Carson Wentz’s time in Philadelphia is coming to a close, and if there was any skepticism of that notion, Sunday night’s loss to Washington was a clear indicator that the franchise has clearly decided to move on from the former No. 2 overall pick.
For the first time in his Eagles career, Wentz was labeled a healthy scratch by head coach Doug Pederson, who chose to start rookie second-rounder Jalen Hurts in a matchup where Philadelphia’s attempt to play spoiler ultimately failed behind a three-quarter performance by Hurts and an “appearance” by Nate Sudfeld. When asked after the game why the decision was made to make the switch from Hurts to Sudfeld, Pederson simply replied he was “coaching to win the game.” It’s an interesting answer acknowledging the fact that Hurts, who by no means was stellar, simply accomplished what Wentz has so many times for Philadelphia in the past: making something out of nothing.
Hurts didn’t turn any heads throwing the football Sunday night, but his innate ability to create outside the pocket and identify rushing lanes when plays broke down ultimately led to Philadelphia’s lead late in the first half. The questions began to arise on the exact direction of Pederson’s Eagles when Sudfeld took the field in the fourth quarter to “get his work in,” because “he’s been here for four years.”
I’m sorry, what? This is the National Football League, correct? When has there been a “mandatory play” rule? The decision was mind-boggling and it has left many speculating whether Pederson ultimately survives his scheduled meeting with team owner Jeffrey Lurie on Tuesday.
How did the Eagles get here? How has an NFC East perennial power succumbed to the Hollywood drama and quarterback carousel of its fellow divisional foes? How has a seemingly strong quarterback-head coach relationship led to a potential departure of the quarterback that was looked upon as the leader for the next 15 years of the franchise?

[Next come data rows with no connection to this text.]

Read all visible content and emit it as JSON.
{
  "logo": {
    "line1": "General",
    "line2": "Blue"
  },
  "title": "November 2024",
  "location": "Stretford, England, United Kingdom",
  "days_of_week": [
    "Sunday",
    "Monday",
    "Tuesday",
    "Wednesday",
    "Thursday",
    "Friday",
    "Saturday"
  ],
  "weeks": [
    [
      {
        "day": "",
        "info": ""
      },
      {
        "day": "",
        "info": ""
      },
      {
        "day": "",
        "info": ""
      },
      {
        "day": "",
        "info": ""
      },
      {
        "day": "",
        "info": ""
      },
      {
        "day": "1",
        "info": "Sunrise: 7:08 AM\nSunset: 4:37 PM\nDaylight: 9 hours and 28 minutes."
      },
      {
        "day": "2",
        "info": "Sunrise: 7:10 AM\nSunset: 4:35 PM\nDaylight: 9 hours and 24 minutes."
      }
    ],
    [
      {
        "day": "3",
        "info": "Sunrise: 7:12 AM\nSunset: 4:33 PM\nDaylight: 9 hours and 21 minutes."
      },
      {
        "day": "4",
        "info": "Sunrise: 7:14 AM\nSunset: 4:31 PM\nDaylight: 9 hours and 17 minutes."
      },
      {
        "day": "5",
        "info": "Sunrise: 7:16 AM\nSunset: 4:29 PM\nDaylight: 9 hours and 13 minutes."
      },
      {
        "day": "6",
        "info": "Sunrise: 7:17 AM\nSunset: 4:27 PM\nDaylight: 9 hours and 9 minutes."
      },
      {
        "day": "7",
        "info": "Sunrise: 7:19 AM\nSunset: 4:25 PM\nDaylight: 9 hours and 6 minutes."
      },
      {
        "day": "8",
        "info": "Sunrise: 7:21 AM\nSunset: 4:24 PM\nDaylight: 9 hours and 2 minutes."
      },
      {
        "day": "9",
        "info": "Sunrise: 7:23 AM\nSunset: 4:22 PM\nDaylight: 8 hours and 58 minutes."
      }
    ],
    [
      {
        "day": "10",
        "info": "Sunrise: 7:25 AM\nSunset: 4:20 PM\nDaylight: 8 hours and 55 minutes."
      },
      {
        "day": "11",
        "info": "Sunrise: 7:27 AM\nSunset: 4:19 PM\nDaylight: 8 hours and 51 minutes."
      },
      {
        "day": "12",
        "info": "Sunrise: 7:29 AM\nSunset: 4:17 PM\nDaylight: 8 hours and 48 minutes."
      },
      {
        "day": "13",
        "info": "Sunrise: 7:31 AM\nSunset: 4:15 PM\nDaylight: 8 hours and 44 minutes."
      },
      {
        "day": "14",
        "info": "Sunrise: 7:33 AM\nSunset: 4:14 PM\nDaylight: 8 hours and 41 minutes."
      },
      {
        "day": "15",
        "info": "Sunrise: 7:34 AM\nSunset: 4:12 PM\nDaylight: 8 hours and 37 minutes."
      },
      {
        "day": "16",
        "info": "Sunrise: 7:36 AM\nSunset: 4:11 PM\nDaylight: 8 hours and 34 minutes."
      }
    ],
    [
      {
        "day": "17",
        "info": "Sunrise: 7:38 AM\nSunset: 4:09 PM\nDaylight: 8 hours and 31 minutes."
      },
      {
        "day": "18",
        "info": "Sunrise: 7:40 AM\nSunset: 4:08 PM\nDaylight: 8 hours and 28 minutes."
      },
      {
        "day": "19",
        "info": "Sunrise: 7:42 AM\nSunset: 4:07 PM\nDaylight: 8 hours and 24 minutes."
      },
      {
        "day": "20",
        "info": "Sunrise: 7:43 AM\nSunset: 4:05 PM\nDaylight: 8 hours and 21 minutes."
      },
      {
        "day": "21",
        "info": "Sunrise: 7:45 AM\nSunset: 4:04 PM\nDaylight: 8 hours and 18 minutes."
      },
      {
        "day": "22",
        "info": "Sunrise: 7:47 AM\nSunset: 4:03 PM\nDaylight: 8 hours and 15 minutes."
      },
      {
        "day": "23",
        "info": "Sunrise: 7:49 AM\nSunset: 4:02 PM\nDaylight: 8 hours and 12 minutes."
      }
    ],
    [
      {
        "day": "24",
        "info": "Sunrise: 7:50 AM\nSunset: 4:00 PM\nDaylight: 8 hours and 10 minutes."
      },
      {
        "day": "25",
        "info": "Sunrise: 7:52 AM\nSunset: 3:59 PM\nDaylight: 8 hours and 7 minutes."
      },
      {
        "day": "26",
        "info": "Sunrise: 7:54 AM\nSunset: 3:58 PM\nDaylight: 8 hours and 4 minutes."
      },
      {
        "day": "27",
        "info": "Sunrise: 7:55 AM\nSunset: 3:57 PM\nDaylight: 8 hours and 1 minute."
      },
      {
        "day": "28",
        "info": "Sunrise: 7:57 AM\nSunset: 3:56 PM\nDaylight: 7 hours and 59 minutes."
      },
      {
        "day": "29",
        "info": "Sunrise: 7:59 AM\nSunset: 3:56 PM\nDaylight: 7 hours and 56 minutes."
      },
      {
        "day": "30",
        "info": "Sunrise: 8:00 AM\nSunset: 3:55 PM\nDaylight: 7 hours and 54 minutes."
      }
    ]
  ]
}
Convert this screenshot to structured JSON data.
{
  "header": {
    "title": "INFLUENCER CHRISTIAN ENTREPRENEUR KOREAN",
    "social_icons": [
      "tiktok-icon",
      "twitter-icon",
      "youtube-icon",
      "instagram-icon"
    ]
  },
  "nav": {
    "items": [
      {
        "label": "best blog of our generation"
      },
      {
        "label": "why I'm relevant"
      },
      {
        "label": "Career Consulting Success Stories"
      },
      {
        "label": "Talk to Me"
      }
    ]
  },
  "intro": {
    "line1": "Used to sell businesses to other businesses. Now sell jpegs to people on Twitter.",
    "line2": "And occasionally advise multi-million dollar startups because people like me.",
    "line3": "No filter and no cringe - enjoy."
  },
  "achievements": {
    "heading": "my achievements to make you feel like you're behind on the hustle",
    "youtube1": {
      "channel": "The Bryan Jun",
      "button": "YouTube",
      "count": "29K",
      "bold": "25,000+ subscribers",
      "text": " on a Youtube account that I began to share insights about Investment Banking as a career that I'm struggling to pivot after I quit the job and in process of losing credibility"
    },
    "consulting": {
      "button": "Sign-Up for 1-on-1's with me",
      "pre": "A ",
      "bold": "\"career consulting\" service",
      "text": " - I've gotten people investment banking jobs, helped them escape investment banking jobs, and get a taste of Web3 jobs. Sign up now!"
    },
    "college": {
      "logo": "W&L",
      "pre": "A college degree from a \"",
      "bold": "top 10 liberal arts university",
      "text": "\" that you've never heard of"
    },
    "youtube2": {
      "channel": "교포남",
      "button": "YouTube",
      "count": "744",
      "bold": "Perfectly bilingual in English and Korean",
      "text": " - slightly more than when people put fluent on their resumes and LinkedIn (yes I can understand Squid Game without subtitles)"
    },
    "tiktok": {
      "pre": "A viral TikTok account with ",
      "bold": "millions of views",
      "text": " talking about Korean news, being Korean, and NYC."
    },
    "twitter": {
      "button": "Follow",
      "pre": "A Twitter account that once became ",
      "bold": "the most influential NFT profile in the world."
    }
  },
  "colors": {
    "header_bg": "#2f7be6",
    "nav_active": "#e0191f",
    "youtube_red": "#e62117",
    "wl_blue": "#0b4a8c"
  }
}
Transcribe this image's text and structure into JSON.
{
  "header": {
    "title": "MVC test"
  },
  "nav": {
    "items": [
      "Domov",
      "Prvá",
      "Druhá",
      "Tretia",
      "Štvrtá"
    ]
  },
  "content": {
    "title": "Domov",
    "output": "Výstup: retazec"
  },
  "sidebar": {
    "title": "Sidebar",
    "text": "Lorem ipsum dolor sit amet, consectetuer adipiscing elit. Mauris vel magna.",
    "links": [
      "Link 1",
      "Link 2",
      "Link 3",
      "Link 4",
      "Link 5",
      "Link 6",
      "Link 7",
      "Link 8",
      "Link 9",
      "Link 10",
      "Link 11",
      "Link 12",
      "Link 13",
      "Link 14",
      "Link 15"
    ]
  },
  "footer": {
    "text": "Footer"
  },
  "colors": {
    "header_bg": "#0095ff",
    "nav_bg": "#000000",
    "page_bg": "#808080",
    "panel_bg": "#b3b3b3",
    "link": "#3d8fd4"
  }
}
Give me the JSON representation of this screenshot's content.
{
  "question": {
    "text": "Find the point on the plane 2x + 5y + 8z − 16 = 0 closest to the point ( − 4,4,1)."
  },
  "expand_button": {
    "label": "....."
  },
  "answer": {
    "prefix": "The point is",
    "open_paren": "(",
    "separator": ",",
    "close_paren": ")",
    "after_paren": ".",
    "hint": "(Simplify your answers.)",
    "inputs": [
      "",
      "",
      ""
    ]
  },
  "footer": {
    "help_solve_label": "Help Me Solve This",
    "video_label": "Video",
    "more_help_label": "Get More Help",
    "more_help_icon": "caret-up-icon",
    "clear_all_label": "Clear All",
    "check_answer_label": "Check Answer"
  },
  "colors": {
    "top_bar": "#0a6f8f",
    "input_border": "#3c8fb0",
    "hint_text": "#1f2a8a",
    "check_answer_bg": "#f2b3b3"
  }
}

Just last year, Wentz agreed to a four-year, $128 million extension that fully goes into effect next season. In a perfect scenario, even if the team were able to trade Wentz, they would still owe the signal-caller $33.8M, which would result in dead money on the team’s cap, per Spotrac. Additionally, the team would have only until the second day of the new league year in March to get a trade done or else they would owe Wentz his base salary of $22M guaranteed in 2021.
Numbers aside, a Wentz departure would leave the team with its hands tied.
Truthful or not, Pederson has shared his likeness toward Wentz, saying Sunday he has the “utmost respect” for Wentz and he “trusts” either side can make amends, but actions are simply louder than words. Following Wentz’s benching against the Packers in Week 13 in which Wentz registered a pedestrian 79 yards through the air on 15 attempts (including four sacks), Pederson named Hurts the starter for the following week against the Saints—a game that then saw the former Oklahoma Sooner lead the Eagles to a 24-21 win. If anything, it was a long-overdue wake-up call for Wentz, who sits at the bottom of every major statistical category for quarterbacks in 2020.
So, where does Philadelphia go next?
Quarterback questions aside, the Eagles just finished 2020 with a 4-11-1 record, the team’s worst mark since 2012. There are holes everywhere, Zach Ertz is seemingly on the outs, Darius Slay seems to be an overpay, a cap crunch is imminent, and a franchise rebuild could be closer than any expected.
Philadelphia has clinched the sixth pick in the upcoming draft, and with many options viable to suit the Eagles aging roster, could they go quarterback in a class as deep as this year’s to accompany Hurts and eliminate the shadow of Wentz? Of course. Will they? It may be the biggest question this offseason that has left many in Philadelphia pondering just how they got here.
- Aug 22, 2022
- Aug 22, 2022